(WORK INSTRUCTION): Would it be possible to reproduce every entry exactly, please?

(GIVEN DATA):
== Segment start ==

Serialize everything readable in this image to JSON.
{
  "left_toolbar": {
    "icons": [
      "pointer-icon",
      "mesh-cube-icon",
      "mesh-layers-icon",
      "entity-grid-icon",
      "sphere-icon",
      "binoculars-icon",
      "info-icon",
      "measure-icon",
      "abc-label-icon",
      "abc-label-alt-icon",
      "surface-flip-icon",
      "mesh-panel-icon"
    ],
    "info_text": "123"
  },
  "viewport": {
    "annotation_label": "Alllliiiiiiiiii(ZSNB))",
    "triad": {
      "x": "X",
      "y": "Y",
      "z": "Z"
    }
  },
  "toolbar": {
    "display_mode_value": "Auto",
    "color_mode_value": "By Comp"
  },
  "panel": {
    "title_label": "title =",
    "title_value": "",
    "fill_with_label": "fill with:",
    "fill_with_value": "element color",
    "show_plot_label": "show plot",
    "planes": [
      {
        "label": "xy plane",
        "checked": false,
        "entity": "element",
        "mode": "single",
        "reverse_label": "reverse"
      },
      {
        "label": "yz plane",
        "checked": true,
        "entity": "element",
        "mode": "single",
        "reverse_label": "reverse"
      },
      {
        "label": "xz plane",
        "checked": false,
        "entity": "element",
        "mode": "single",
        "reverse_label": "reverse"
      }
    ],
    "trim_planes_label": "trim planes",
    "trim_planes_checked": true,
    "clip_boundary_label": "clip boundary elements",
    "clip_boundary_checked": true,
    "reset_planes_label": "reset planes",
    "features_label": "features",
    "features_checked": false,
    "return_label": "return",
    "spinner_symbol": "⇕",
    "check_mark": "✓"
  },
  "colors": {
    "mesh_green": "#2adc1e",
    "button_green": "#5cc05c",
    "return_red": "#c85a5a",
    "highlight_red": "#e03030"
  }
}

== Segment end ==

(TASK SOLUTION):
Serialize everything readable in this image to JSON.
{
  "left_toolbar": {
    "icons": [
      "pointer-icon",
      "mesh-cube-icon",
      "mesh-layers-icon",
      "entity-grid-icon",
      "sphere-icon",
      "binoculars-icon",
      "info-icon",
      "measure-icon",
      "abc-label-icon",
      "abc-label-alt-icon",
      "surface-flip-icon",
      "mesh-panel-icon"
    ],
    "info_text": "123"
  },
  "viewport": {
    "annotation_label": "Alllliiiiiiiiii(ZSNB))",
    "triad": {
      "x": "X",
      "y": "Y",
      "z": "Z"
    }
  },
  "toolbar": {
    "display_mode_value": "Auto",
    "color_mode_value": "By Comp"
  },
  "panel": {
    "title_label": "title =",
    "title_value": "",
    "fill_with_label": "fill with:",
    "fill_with_value": "element color",
    "show_plot_label": "show plot",
    "planes": [
      {
        "label": "xy plane",
        "checked": false,
        "entity": "element",
        "mode": "single",
        "reverse_label": "reverse"
      },
      {
        "label": "yz plane",
        "checked": true,
        "entity": "element",
        "mode": "single",
        "reverse_label": "reverse"
      },
      {
        "label": "xz plane",
        "checked": false,
        "entity": "element",
        "mode": "single",
        "reverse_label": "reverse"
      }
    ],
    "trim_planes_label": "trim planes",
    "trim_planes_checked": true,
    "clip_boundary_label": "clip boundary elements",
    "clip_boundary_checked": true,
    "reset_planes_label": "reset planes",
    "features_label": "features",
    "features_checked": false,
    "return_label": "return",
    "spinner_symbol": "⇕",
    "check_mark": "✓"
  },
  "colors": {
    "mesh_green": "#2adc1e",
    "button_green": "#5cc05c",
    "return_red": "#c85a5a",
    "highlight_red": "#e03030"
  }
}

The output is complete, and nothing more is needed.